In some other recent deals that show the state of the market in the neighborhood, Nancy Van Bourgondien, a Corcoran Group sales agent who has lived in Gramercy for 28 years, separately sold two side-by-side one-bedrooms, at 211 East 18th Street, both with outdoor space, for $565,000 and $555,000 over the summer.
Last month, Van Bourgondien was in contract for $1.135 million for a two-bedroom, two-bath apartment in a prewar building on East 19th Street.
Residence a prime development opportunity
The Parkside Evangeline Residence for Young Women at 18 Gramercy Park South, run by the Salvation Army, provides women with inexpensive temporary boarding plus two meals a day, though some women have made it more of a permanent home.
It’s likely to house more affluent residents in the near future, as the building is now on the sales block and could be transformed into condos.
Many of the current residents have already moved out and Parkside has stopped accepting new applications in preparation for the imminent sale. Though the Salvation Army has not gone public about the sale, the residents were notified of the sale several months ago.
“It’s not listed anywhere,” said Maya Allan, a Parkside resident and sales agent at Prudential Douglas Elliman. “They are contacting a lot of developers directly. It’s a hot place. It’s a prime location. They don’t need to do too much.”
Allan said the news was not a surprise because rumors of a sale had been circulating for years. In addition, the Salvation Army has been selling off a lot of its properties. “It was just a question of time,” Allan said.
The building, which has a capacity for around 300 residents, has garnered interest from both foreign and local developers and investors, including Gramercy Park residents.
The Salvation Army has reached out to potential buyers by sending them brochures and in turn has been receiving sealed bids of interest. GVA Williams is the sales agent for the property.
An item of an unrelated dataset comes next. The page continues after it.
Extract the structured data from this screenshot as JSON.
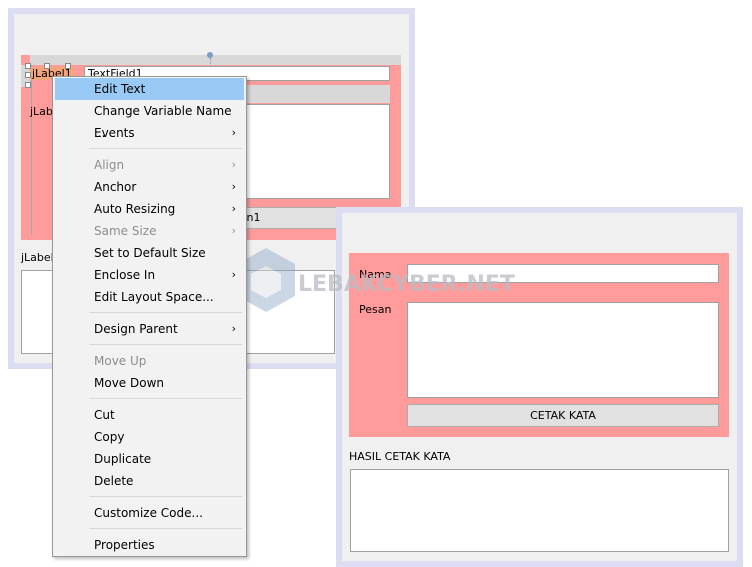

Arlene Harrison, president of Gramercy Park Block Association and one of five trustees of Gramercy Park, said she did not think the Salvation Army, as a nonprofit charity, could justify keeping a residence like Parkside, which resembles a college dormitory and where woman pay under $300 a week, when it can sell the building for such a high price. If the building fetches $100 million, that would amount to $1,200 a square foot.
Major Carol Bryant, the administrator of the Parkside residence, said the building was being shown privately to potential buyers.
“Whatever is done there will be luxury of some kind,” said Josh Frank, a vice president at Halstead Property, who said the building is ripe for development.
Kenneth Scheff, director of sales for the Downtown offices of Stribling & Associates, said Parkside was one of the most exciting projects he has heard of recently.
“That would be an unbelievable condo development; it would be tremendously well-received,” Scheff said.
Since Parkside falls within the Gramercy Park Historic District, and is therefore bound by city regulations, the main concern for some area residents is that the new developers make the building “appropriate.”
“The key word that everybody will be concerned about is ‘appropriate’ to the historic district,” said Rector Thomas Pike of Calvary Church, a New York City Landmarks Preservation commissioner and trustee of Gramercy Park. “There’s an openness to change, but not to radical change.”
He said that the best use for the building would be “for it to remain residential and certainly that would remain consistent with the historic district.” But, he added, “If it were up to me, I wouldn’t change it.”